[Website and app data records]
══════════════════════════════
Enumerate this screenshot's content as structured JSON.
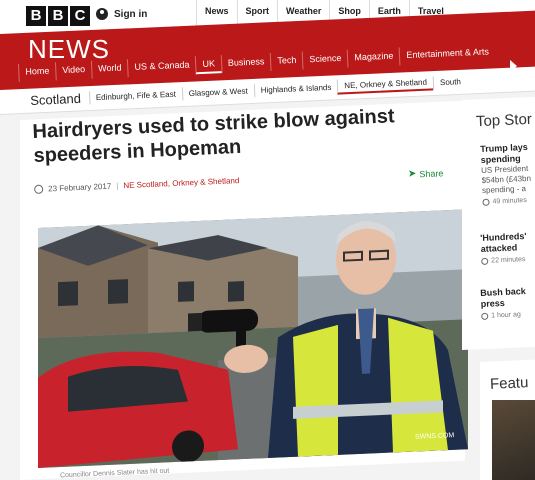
{
  "brand": {
    "letters": [
      "B",
      "B",
      "C"
    ],
    "section": "NEWS",
    "accent": "#bb1919"
  },
  "account": {
    "signin_label": "Sign in",
    "icon": "user-icon"
  },
  "top_nav": [
    "News",
    "Sport",
    "Weather",
    "Shop",
    "Earth",
    "Travel"
  ],
  "news_nav": [
    {
      "label": "Home",
      "active": false
    },
    {
      "label": "Video",
      "active": false
    },
    {
      "label": "World",
      "active": false
    },
    {
      "label": "US & Canada",
      "active": false
    },
    {
      "label": "UK",
      "active": true
    },
    {
      "label": "Business",
      "active": false
    },
    {
      "label": "Tech",
      "active": false
    },
    {
      "label": "Science",
      "active": false
    },
    {
      "label": "Magazine",
      "active": false
    },
    {
      "label": "Entertainment & Arts",
      "active": false
    }
  ],
  "sub_nav": {
    "region": "Scotland",
    "items": [
      {
        "label": "Edinburgh, Fife & East",
        "active": false
      },
      {
        "label": "Glasgow & West",
        "active": false
      },
      {
        "label": "Highlands & Islands",
        "active": false
      },
      {
        "label": "NE, Orkney & Shetland",
        "active": true
      },
      {
        "label": "South",
        "active": false
      }
    ]
  },
  "article": {
    "headline": "Hairdryers used to strike blow against speeders in Hopeman",
    "date": "23 February 2017",
    "separator": "|",
    "section_link": "NE Scotland, Orkney & Shetland",
    "share_label": "Share",
    "photo_credit": "SWNS.COM",
    "caption": "Councillor Dennis Slater has hit out"
  },
  "sidebar": {
    "heading": "Top Stor",
    "stories": [
      {
        "title": "Trump lays spending",
        "summary": "US President $54bn (£43bn spending - a",
        "time": "49 minutes"
      },
      {
        "title": "'Hundreds' attacked",
        "summary": "",
        "time": "22 minutes"
      },
      {
        "title": "Bush back press",
        "summary": "",
        "time": "1 hour ag"
      }
    ],
    "features_heading": "Featu"
  }
}
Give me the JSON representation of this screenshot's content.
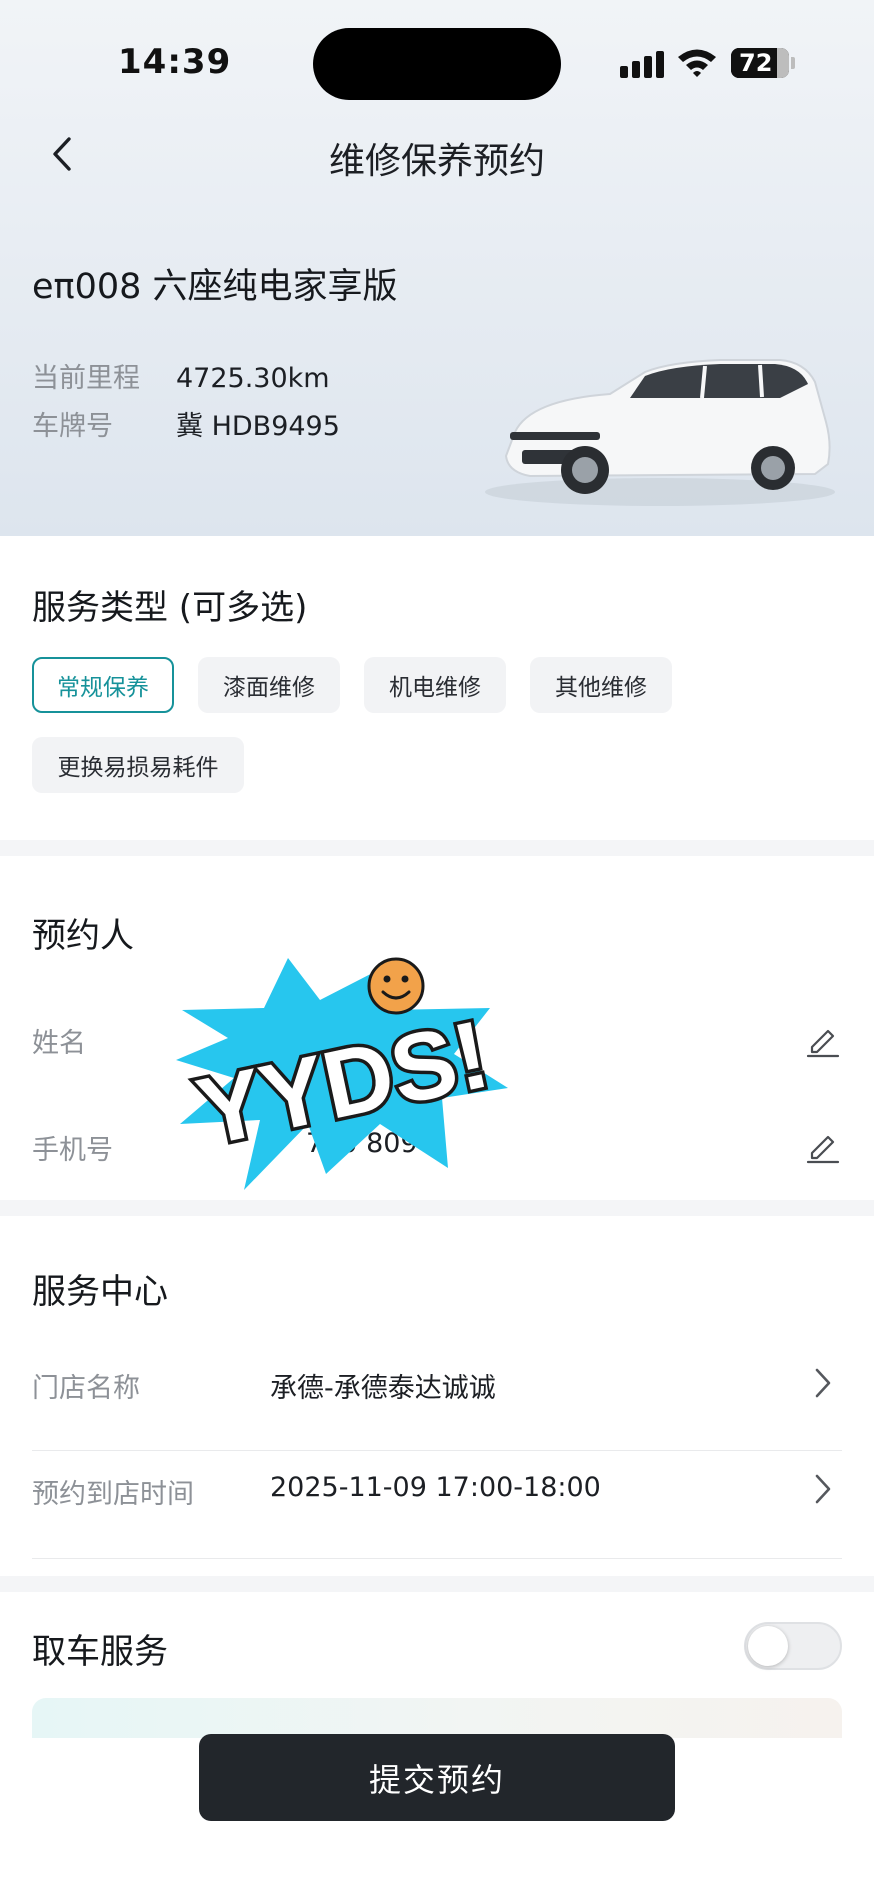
{
  "status_bar": {
    "time": "14:39",
    "battery": "72"
  },
  "header": {
    "title": "维修保养预约"
  },
  "vehicle": {
    "name": "eπ008 六座纯电家享版",
    "mileage_label": "当前里程",
    "mileage_value": "4725.30km",
    "plate_label": "车牌号",
    "plate_value": "冀 HDB9495"
  },
  "service_type": {
    "title": "服务类型 (可多选)",
    "options": [
      "常规保养",
      "漆面维修",
      "机电维修",
      "其他维修",
      "更换易损易耗件"
    ],
    "selected": "常规保养"
  },
  "booker": {
    "title": "预约人",
    "name_label": "姓名",
    "phone_label": "手机号",
    "phone_value": "720 809"
  },
  "sticker_text": "YYDS!",
  "service_center": {
    "title": "服务中心",
    "store_label": "门店名称",
    "store_value": "承德-承德泰达诚诚",
    "time_label": "预约到店时间",
    "time_value": "2025-11-09 17:00-18:00"
  },
  "pickup": {
    "title": "取车服务",
    "enabled": false
  },
  "submit_label": "提交预约",
  "colors": {
    "accent": "#16929a",
    "button_bg": "#22262b",
    "separator": "#f4f5f7",
    "muted_text": "#8d9197"
  }
}
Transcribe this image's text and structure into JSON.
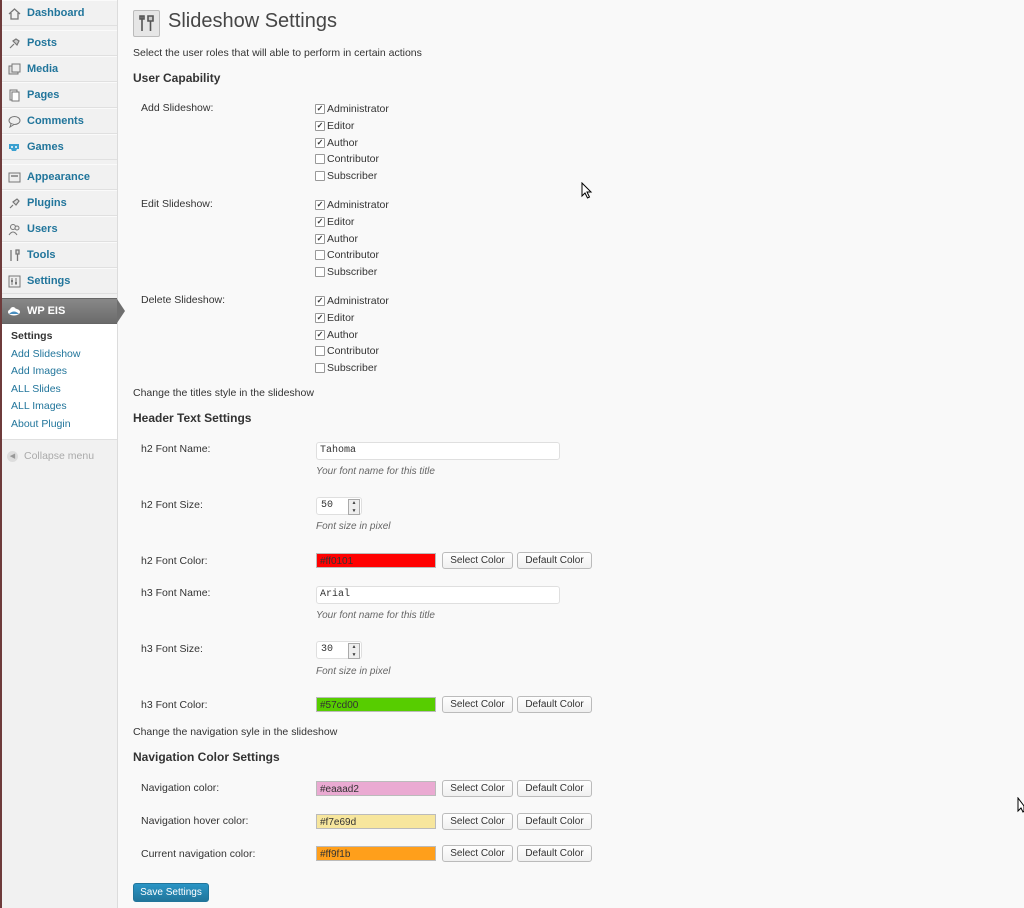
{
  "menu": {
    "items": [
      {
        "key": "dashboard",
        "label": "Dashboard"
      },
      {
        "key": "posts",
        "label": "Posts"
      },
      {
        "key": "media",
        "label": "Media"
      },
      {
        "key": "pages",
        "label": "Pages"
      },
      {
        "key": "comments",
        "label": "Comments"
      },
      {
        "key": "games",
        "label": "Games"
      },
      {
        "key": "appearance",
        "label": "Appearance"
      },
      {
        "key": "plugins",
        "label": "Plugins"
      },
      {
        "key": "users",
        "label": "Users"
      },
      {
        "key": "tools",
        "label": "Tools"
      },
      {
        "key": "settings",
        "label": "Settings"
      },
      {
        "key": "wpeis",
        "label": "WP EIS"
      }
    ],
    "submenu": [
      "Settings",
      "Add Slideshow",
      "Add Images",
      "ALL Slides",
      "ALL Images",
      "About Plugin"
    ],
    "collapse_label": "Collapse menu"
  },
  "page": {
    "title": "Slideshow Settings",
    "roles_desc": "Select the user roles that will able to perform in certain actions",
    "user_capability_heading": "User Capability",
    "capabilities": [
      {
        "label": "Add Slideshow:",
        "roles": [
          {
            "name": "Administrator",
            "checked": true
          },
          {
            "name": "Editor",
            "checked": true
          },
          {
            "name": "Author",
            "checked": true
          },
          {
            "name": "Contributor",
            "checked": false
          },
          {
            "name": "Subscriber",
            "checked": false
          }
        ]
      },
      {
        "label": "Edit Slideshow:",
        "roles": [
          {
            "name": "Administrator",
            "checked": true
          },
          {
            "name": "Editor",
            "checked": true
          },
          {
            "name": "Author",
            "checked": true
          },
          {
            "name": "Contributor",
            "checked": false
          },
          {
            "name": "Subscriber",
            "checked": false
          }
        ]
      },
      {
        "label": "Delete Slideshow:",
        "roles": [
          {
            "name": "Administrator",
            "checked": true
          },
          {
            "name": "Editor",
            "checked": true
          },
          {
            "name": "Author",
            "checked": true
          },
          {
            "name": "Contributor",
            "checked": false
          },
          {
            "name": "Subscriber",
            "checked": false
          }
        ]
      }
    ],
    "titles_desc": "Change the titles style in the slideshow",
    "header_heading": "Header Text Settings",
    "h2_font_name_label": "h2 Font Name:",
    "h2_font_name_value": "Tahoma",
    "font_name_hint": "Your font name for this title",
    "h2_font_size_label": "h2 Font Size:",
    "h2_font_size_value": "50",
    "font_size_hint": "Font size in pixel",
    "h2_font_color_label": "h2 Font Color:",
    "h2_font_color_value": "#ff0101",
    "h3_font_name_label": "h3 Font Name:",
    "h3_font_name_value": "Arial",
    "h3_font_size_label": "h3 Font Size:",
    "h3_font_size_value": "30",
    "h3_font_color_label": "h3 Font Color:",
    "h3_font_color_value": "#57cd00",
    "nav_desc": "Change the navigation syle in the slideshow",
    "nav_heading": "Navigation Color Settings",
    "nav_color_label": "Navigation color:",
    "nav_color_value": "#eaaad2",
    "nav_hover_label": "Navigation hover color:",
    "nav_hover_value": "#f7e69d",
    "nav_current_label": "Current navigation color:",
    "nav_current_value": "#ff9f1b",
    "select_color_label": "Select Color",
    "default_color_label": "Default Color",
    "save_label": "Save Settings"
  },
  "colors": {
    "link": "#21759b",
    "h2_swatch": "#ff0101",
    "h3_swatch": "#57cd00",
    "nav_swatch": "#eaaad2",
    "nav_hover_swatch": "#f7e69d",
    "nav_current_swatch": "#ff9f1b"
  }
}
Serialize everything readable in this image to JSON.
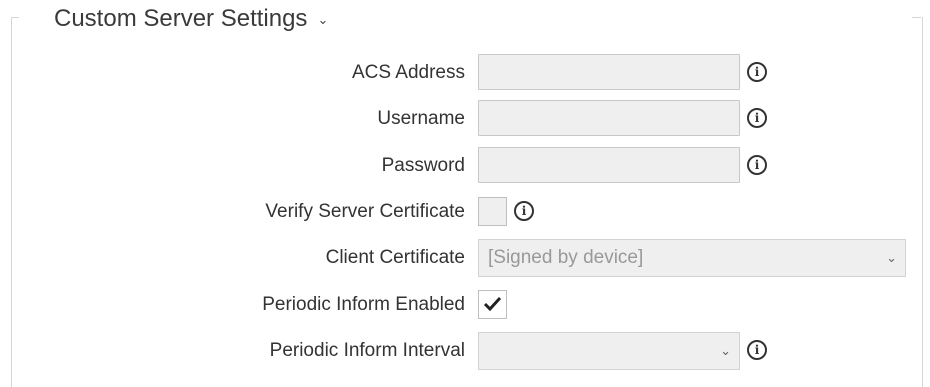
{
  "section": {
    "title": "Custom Server Settings"
  },
  "fields": {
    "acs_address": {
      "label": "ACS Address",
      "value": ""
    },
    "username": {
      "label": "Username",
      "value": ""
    },
    "password": {
      "label": "Password",
      "value": ""
    },
    "verify_cert": {
      "label": "Verify Server Certificate",
      "checked": false
    },
    "client_cert": {
      "label": "Client Certificate",
      "value": "[Signed by device]"
    },
    "periodic_enabled": {
      "label": "Periodic Inform Enabled",
      "checked": true
    },
    "periodic_interval": {
      "label": "Periodic Inform Interval",
      "value": ""
    }
  },
  "icons": {
    "info": "info-icon",
    "chevron": "chevron-down-icon",
    "check": "checkmark-icon"
  }
}
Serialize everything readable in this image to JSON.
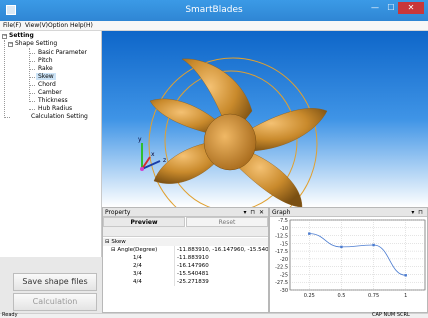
{
  "window": {
    "title": "SmartBlades"
  },
  "menu": [
    "File(F)",
    "View(V)",
    "Option",
    "Help(H)"
  ],
  "tree": {
    "root": "Setting",
    "group": "Shape Setting",
    "items": [
      "Basic Parameter",
      "Pitch",
      "Rake",
      "Skew",
      "Chord",
      "Camber",
      "Thickness",
      "Hub Radius"
    ],
    "selected": "Skew",
    "calc": "Calculation Setting"
  },
  "left_buttons": {
    "save": "Save shape files",
    "calculation": "Calculation"
  },
  "viewport": {
    "axis_labels": {
      "y": "y",
      "x": "x",
      "z": "z"
    },
    "blade_color": "#c98a2c",
    "ring_color": "#e0a030"
  },
  "property": {
    "title": "Property",
    "panel_controls": "▾ ⊓ ✕",
    "preview_label": "Preview",
    "reset_label": "Reset",
    "group": "Skew",
    "param": {
      "name": "Angle(Degree)",
      "value": "-11.883910, -16.147960, -15.54048..."
    },
    "rows": [
      {
        "name": "1/4",
        "value": "-11.883910"
      },
      {
        "name": "2/4",
        "value": "-16.147960"
      },
      {
        "name": "3/4",
        "value": "-15.540481"
      },
      {
        "name": "4/4",
        "value": "-25.271839"
      }
    ]
  },
  "graph": {
    "title": "Graph",
    "panel_controls": "▾ ⊓",
    "chart_data": {
      "type": "line",
      "x": [
        0.25,
        0.5,
        0.75,
        1
      ],
      "values": [
        -11.88391,
        -16.14796,
        -15.540481,
        -25.271839
      ],
      "xticks": [
        "0.25",
        "0.5",
        "0.75",
        "1"
      ],
      "yticks": [
        "-7.5",
        "-10",
        "-12.5",
        "-15",
        "-17.5",
        "-20",
        "-22.5",
        "-25",
        "-27.5",
        "-30"
      ],
      "ylim": [
        -30,
        -7.5
      ],
      "xlim": [
        0.1,
        1.15
      ],
      "grid": true,
      "line_color": "#4a7bd0"
    }
  },
  "status": {
    "left": "Ready",
    "right": "CAP  NUM  SCRL"
  }
}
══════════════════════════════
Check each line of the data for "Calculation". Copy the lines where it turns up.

Answer:
    "calc": "Calculation Setting"
    "calculation": "Calculation"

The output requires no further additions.